Gergely Gulyás noted the government has asked lawmakers to prolong the measures until Jan. 1. He added past restrictions such as curbs on public gatherings and curfews have been lifted, so given an extension of emergency measures it will be possible to hold demonstrations for example.
The government’s reactive capabilities will be maintained if lawmakers agree to prolong the special measures, Gulyás said. Meanwhile, he insisted that rising caseload was not expected to have a corresponding effect on hospital admissions or deaths. He said immunity certificates were still relevant and it was possible they would gain in importance.
On another subject, Gulyás said consultations on next year’s minimum wage between employers, unions and the government also included discussions on whether employers could require employees to get the Covid vaccine. Gulyás said that although no decision has been made yet, he believed employers had a right to expect to be able to rely on their employees.
Speaking about the economy, Gulyás said the government wants to see the minimum wage raised to 200,000 forints (EUR 571) as early as Jan. 1, which, if implemented, would mean higher minimum wages in Hungary in 2022 compared with the average wage during the Socialist government of Ferenc Gyurcsány.
Gulyás noted that most respondents to the government’s National Consultation public survey said the minimum wage should be raised to 200,000 forints. “In 2010, the minimum wage was 73,500 forints. This is why it would be a great achievement to have it raised to that amount as of Jan. 1 next year,” Gulyás said.

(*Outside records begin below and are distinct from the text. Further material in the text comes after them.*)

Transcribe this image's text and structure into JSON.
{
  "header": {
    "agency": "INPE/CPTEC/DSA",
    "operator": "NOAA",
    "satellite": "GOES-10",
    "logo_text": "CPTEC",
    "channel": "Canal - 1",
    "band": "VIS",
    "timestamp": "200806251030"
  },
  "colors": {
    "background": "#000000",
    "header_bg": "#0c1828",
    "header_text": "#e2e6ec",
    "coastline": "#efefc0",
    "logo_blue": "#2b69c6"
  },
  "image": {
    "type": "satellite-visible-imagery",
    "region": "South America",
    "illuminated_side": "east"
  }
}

The minister said the government had ‘outperformed’ its pledge to create more jobs than those destroyed by the coronavirus pandemic, and cited recent data showing a record number of 4,704,000 employed in Hungary today, adding that this number was at a record high since the change in political system 31 years ago.

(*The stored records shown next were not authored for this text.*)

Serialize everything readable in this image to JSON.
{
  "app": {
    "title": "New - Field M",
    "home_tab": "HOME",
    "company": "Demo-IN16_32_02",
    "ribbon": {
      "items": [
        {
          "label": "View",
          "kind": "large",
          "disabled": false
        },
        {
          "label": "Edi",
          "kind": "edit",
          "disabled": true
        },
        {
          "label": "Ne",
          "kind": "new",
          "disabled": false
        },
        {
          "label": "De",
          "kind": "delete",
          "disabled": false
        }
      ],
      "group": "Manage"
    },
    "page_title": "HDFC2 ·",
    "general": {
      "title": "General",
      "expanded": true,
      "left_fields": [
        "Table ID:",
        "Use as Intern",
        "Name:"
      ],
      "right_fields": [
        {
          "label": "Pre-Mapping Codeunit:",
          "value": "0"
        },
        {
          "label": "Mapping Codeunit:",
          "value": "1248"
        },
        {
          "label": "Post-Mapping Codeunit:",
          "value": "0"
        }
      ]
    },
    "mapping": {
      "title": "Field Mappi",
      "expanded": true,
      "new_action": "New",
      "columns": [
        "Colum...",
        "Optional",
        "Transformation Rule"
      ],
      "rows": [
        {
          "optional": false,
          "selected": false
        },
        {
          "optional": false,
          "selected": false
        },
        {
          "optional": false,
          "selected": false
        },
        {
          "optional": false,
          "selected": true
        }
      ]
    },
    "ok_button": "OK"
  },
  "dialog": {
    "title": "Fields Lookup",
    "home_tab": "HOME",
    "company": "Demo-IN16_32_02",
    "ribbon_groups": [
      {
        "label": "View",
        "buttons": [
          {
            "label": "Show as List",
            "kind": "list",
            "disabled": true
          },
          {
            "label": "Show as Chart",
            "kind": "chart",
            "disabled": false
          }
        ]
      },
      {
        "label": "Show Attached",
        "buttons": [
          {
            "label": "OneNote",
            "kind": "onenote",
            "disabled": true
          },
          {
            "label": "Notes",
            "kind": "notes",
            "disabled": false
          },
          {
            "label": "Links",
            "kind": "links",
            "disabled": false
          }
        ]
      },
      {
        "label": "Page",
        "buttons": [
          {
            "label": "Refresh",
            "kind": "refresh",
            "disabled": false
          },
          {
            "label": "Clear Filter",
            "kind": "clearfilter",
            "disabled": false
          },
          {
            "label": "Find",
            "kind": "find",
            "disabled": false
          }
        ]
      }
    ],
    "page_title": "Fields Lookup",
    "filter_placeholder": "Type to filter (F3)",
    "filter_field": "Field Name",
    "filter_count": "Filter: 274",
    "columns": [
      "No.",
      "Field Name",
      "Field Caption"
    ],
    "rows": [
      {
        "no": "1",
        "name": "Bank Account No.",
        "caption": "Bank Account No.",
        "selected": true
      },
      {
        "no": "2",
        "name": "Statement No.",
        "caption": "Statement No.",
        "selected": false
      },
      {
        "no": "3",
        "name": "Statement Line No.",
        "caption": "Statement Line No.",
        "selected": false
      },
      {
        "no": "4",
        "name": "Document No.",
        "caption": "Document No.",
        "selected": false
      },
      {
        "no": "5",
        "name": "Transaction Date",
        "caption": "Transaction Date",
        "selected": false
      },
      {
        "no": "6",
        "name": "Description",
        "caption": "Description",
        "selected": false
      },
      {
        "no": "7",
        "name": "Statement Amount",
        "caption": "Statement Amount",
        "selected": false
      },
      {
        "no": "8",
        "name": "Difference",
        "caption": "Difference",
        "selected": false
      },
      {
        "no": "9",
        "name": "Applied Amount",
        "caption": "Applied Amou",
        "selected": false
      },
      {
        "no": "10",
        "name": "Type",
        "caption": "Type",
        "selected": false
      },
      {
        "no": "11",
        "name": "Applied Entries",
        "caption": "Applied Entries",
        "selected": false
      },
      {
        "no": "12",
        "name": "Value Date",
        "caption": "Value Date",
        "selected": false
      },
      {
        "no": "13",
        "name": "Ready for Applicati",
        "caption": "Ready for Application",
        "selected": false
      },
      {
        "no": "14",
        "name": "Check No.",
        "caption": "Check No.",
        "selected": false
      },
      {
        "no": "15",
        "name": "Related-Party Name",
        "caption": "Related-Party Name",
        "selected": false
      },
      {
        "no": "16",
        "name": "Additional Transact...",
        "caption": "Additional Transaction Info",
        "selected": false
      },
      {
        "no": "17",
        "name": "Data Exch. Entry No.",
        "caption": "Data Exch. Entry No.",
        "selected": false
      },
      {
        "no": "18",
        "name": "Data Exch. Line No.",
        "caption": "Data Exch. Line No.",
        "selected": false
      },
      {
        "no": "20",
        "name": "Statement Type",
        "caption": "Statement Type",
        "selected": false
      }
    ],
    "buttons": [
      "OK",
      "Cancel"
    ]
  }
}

Regarding the country’s economic performance, Gulyás said third quarter growth fuelled reason for optimism, and the 5.5% growth target — a precondition for providing families raising children an annual personal income tax refund at the level of the average wage next spring — was graspable.

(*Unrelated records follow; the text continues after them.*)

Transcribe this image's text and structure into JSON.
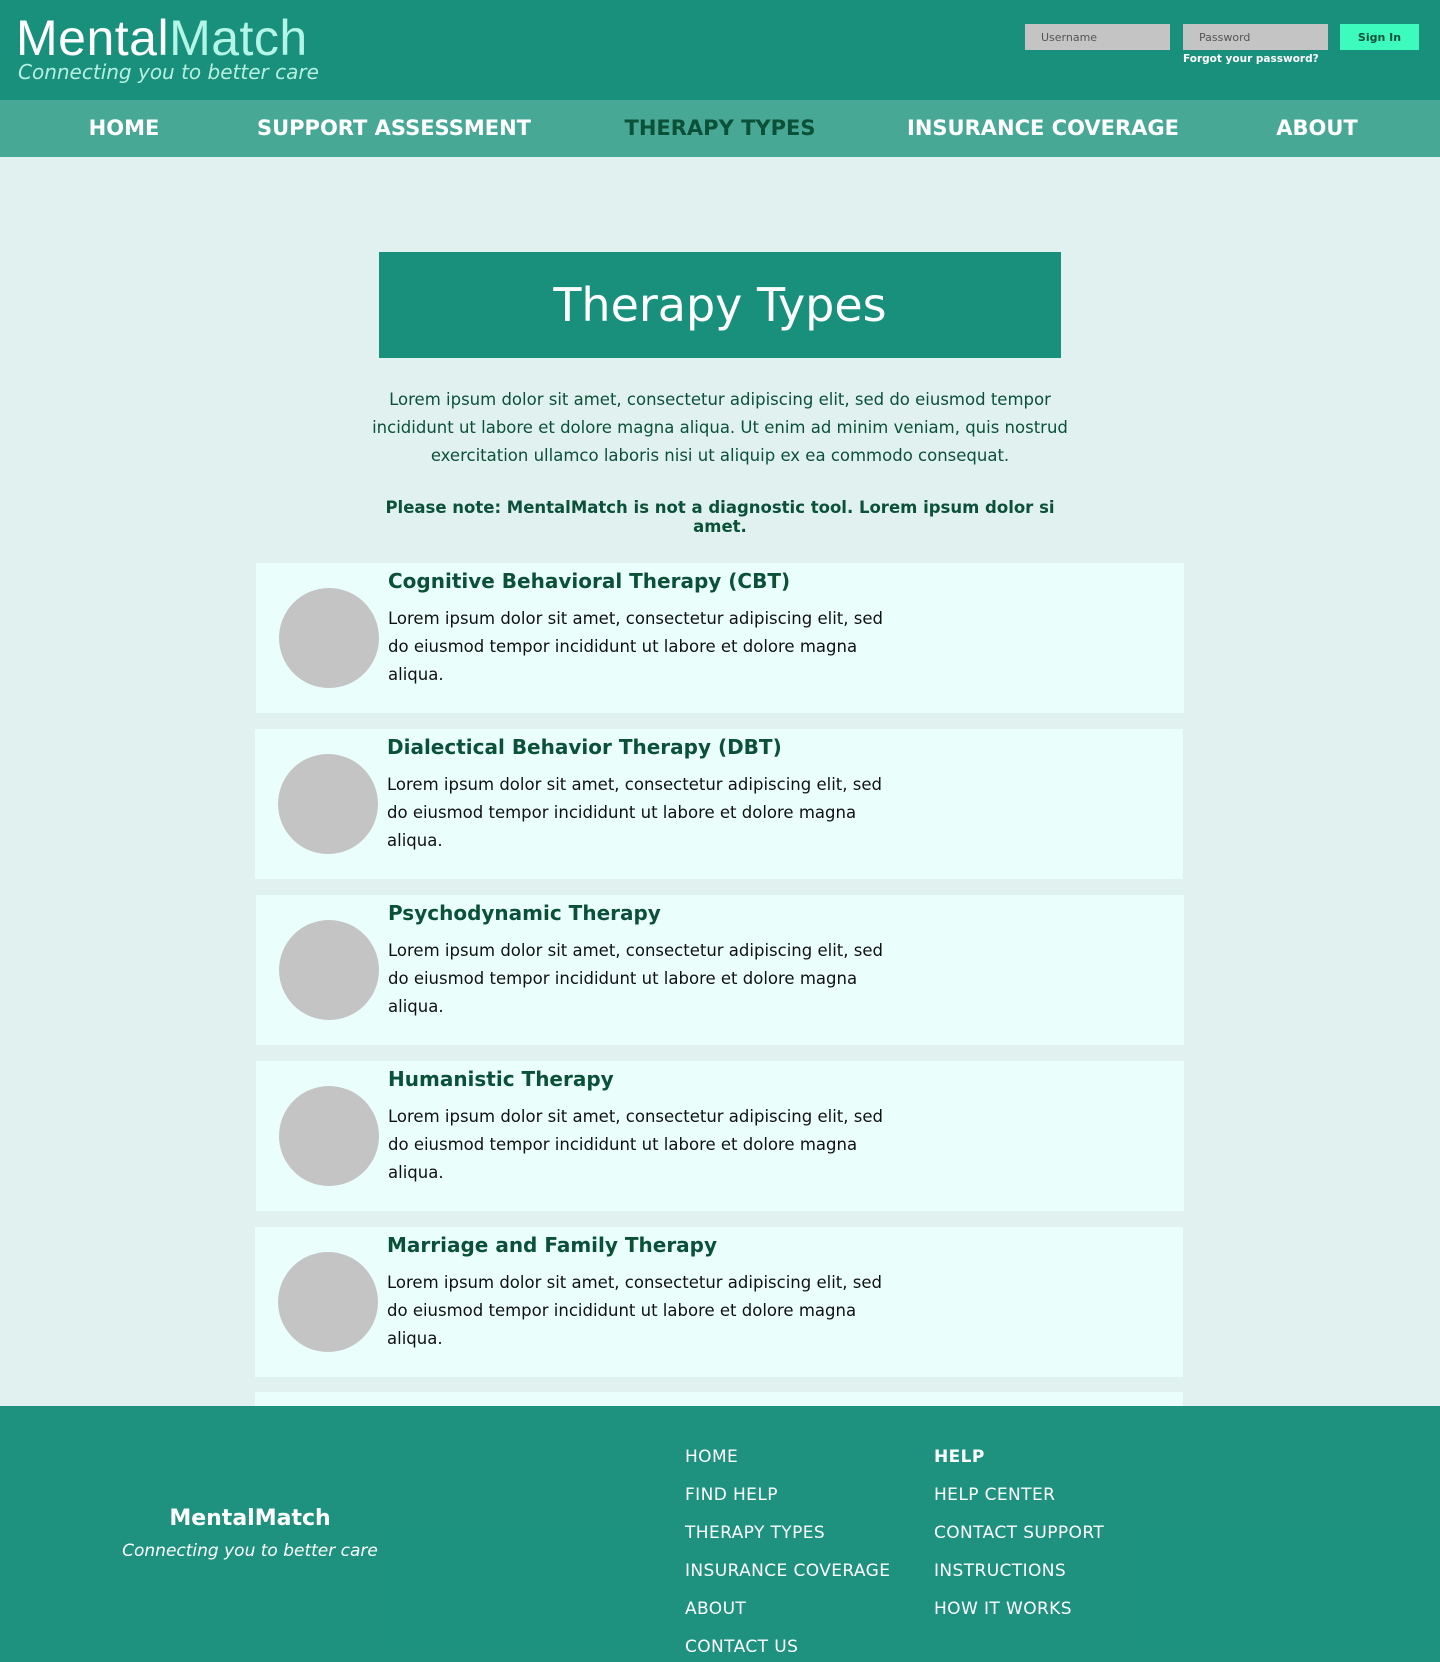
{
  "header": {
    "logo_main": "Mental",
    "logo_accent": "Match",
    "tagline": "Connecting you to better care",
    "username_placeholder": "Username",
    "password_placeholder": "Password",
    "signin_label": "Sign In",
    "forgot_label": "Forgot your password?"
  },
  "nav": {
    "items": [
      {
        "label": "HOME"
      },
      {
        "label": "SUPPORT ASSESSMENT"
      },
      {
        "label": "THERAPY TYPES",
        "active": true
      },
      {
        "label": "INSURANCE COVERAGE"
      },
      {
        "label": "ABOUT"
      }
    ]
  },
  "main": {
    "title": "Therapy Types",
    "intro": "Lorem ipsum dolor sit amet, consectetur adipiscing elit, sed do eiusmod tempor incididunt ut labore et dolore magna aliqua. Ut enim ad minim veniam, quis nostrud exercitation ullamco laboris nisi ut aliquip ex ea commodo consequat.",
    "note": "Please note: MentalMatch is not a diagnostic tool. Lorem ipsum dolor si amet.",
    "cards": [
      {
        "title": "Cognitive Behavioral Therapy (CBT)",
        "desc": "Lorem ipsum dolor sit amet, consectetur adipiscing elit, sed do eiusmod tempor incididunt ut labore et dolore magna aliqua."
      },
      {
        "title": "Dialectical Behavior Therapy (DBT)",
        "desc": "Lorem ipsum dolor sit amet, consectetur adipiscing elit, sed do eiusmod tempor incididunt ut labore et dolore magna aliqua."
      },
      {
        "title": "Psychodynamic Therapy",
        "desc": "Lorem ipsum dolor sit amet, consectetur adipiscing elit, sed do eiusmod tempor incididunt ut labore et dolore magna aliqua."
      },
      {
        "title": "Humanistic Therapy",
        "desc": "Lorem ipsum dolor sit amet, consectetur adipiscing elit, sed do eiusmod tempor incididunt ut labore et dolore magna aliqua."
      },
      {
        "title": "Marriage and Family Therapy",
        "desc": "Lorem ipsum dolor sit amet, consectetur adipiscing elit, sed do eiusmod tempor incididunt ut labore et dolore magna aliqua."
      }
    ]
  },
  "footer": {
    "brand": "MentalMatch",
    "tagline": "Connecting you to better care",
    "col1": [
      "HOME",
      "FIND HELP",
      "THERAPY TYPES",
      "INSURANCE COVERAGE",
      "ABOUT",
      "CONTACT US"
    ],
    "col2_heading": "HELP",
    "col2": [
      "HELP CENTER",
      "CONTACT SUPPORT",
      "INSTRUCTIONS",
      "HOW IT WORKS"
    ]
  },
  "colors": {
    "primary": "#19907c",
    "nav_bg": "#48a896",
    "page_bg": "#e0f1f0",
    "card_bg": "#eafffc",
    "accent_button": "#3dfbbd",
    "dark_text": "#0b5138"
  }
}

As regards tourism, the sector set a record this summer, he said. In connection with the moratorium on loan repayments for vulnerable borrowers, Gulyás confirmed that the government has decided to extend it.
“It is important to offer the option to entrepreneurs that have suffered an at least 25% hole in their revenues over the past 18 months, as well as to private individuals and families who suffered a permanent loss of income,” Gulyás said.
MTI Photo: Zoltán Máthé